    6. Is a database involved? If so what is the database name and version and what is the JDBC jar file name and version?

  • Unknown
    edited Dec 21, 2015 11:59AM

    Ok - you updated SOMETHING in your post but you still haven't provided ANY of the info ask for that is needed to help you.

    Without that info no help is available.

    Danv-Oracle
  • Kevin Hooke
    Kevin Hooke Member Posts: 16
    edited Jan 19, 2016 7:04PM

    Are you sure you are talking about a memory leak in Java code? You mention " they didn't use the free() when using the getclobval()" but this doesn't look like any Java api that I'm familiar with.
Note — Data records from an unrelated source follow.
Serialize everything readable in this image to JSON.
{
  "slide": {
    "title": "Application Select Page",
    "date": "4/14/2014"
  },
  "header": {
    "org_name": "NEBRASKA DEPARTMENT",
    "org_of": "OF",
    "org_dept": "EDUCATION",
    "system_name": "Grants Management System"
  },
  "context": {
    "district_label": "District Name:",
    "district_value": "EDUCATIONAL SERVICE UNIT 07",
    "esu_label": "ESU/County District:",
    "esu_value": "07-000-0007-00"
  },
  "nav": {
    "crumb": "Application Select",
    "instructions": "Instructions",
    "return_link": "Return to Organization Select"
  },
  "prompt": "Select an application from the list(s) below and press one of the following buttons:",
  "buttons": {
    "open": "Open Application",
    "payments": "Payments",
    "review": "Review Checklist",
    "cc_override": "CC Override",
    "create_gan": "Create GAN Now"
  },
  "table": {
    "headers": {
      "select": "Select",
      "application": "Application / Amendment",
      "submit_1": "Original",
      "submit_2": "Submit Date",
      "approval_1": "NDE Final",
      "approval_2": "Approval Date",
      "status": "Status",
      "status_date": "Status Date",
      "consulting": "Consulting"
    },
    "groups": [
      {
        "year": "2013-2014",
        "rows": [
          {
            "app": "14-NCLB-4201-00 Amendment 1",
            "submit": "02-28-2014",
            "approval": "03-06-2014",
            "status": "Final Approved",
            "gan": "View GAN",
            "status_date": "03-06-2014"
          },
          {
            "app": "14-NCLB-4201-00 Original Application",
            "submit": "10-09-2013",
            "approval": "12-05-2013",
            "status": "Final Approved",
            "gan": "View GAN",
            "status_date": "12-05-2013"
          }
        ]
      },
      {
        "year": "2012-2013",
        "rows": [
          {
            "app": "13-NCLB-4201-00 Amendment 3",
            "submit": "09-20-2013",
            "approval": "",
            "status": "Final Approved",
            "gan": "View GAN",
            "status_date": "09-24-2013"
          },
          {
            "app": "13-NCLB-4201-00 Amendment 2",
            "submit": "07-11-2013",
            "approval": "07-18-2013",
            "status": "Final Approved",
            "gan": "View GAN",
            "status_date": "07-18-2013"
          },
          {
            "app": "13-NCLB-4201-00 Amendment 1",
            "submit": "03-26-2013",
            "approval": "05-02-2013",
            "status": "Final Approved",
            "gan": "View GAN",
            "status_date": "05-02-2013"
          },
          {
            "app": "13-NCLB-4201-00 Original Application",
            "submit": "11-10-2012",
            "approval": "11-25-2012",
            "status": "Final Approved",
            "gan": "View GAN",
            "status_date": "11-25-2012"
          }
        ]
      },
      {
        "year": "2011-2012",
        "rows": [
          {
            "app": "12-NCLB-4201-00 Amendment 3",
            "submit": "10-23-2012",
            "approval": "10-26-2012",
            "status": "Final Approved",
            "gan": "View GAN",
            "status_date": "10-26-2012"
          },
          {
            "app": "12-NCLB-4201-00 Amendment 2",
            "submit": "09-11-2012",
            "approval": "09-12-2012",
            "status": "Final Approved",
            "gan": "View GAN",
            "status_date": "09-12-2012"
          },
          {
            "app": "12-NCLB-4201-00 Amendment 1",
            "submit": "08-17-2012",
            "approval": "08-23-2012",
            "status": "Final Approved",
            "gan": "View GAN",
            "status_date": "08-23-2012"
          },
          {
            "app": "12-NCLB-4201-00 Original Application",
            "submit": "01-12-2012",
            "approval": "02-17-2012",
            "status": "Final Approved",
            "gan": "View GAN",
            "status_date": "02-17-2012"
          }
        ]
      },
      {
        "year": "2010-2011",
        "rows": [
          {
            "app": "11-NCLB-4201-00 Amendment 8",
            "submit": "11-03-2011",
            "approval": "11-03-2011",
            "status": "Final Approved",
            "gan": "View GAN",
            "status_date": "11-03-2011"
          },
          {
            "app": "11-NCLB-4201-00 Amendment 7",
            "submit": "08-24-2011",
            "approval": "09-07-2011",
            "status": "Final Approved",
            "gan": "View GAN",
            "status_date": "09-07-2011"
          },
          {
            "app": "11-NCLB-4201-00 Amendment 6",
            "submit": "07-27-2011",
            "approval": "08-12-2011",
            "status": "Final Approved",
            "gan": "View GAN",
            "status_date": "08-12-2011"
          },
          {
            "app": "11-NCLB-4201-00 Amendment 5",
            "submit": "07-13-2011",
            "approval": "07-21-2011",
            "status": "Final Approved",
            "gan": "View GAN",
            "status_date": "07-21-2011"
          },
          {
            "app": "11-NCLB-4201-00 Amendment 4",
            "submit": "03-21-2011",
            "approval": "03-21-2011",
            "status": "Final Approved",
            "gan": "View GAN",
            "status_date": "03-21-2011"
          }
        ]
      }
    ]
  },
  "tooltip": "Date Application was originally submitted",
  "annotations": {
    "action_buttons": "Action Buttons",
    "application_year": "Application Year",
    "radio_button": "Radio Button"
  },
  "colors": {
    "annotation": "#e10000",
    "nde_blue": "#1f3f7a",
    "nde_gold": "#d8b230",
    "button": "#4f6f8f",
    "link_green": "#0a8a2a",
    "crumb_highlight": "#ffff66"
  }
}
As one of the other replies mentioned, you need to give more info on the exact nature of the problem.

  • Danv-Oracle
    Danv-Oracle Member Posts: 7
    edited Jan 19, 2016 8:17PM

    Thanks for your help.  I think I will not post again until I become a better JAVA programmer.  It seems I was knowledgeable enough to explain what was happening.

    The customer has resolved this issue by restarting their middle tier to clear the connection pool which in turn releases the memory within the database.  It's a work around but they are no longer willing to invest the time to investigate it any further.

    Thanks for taking the time to post to my question.

    Dan

  • jwenting
    jwenting Member Posts: 4,864 Gold Badge
    edited Jan 25, 2016 2:45AM

    in other words there is a problem in your database access code that causes it to not release some resources (either connections, cursors, or whatever).

    That seems pretty obvious from your last statement, and is a common cause of problems in JDBC code written by people whose sole knowledge of how to write database code comes from fundamentally flawed tutorials (most of which omit that tiny little detail (that you have to actively release database resources in your Java code) for brevity.

This discussion has been closed.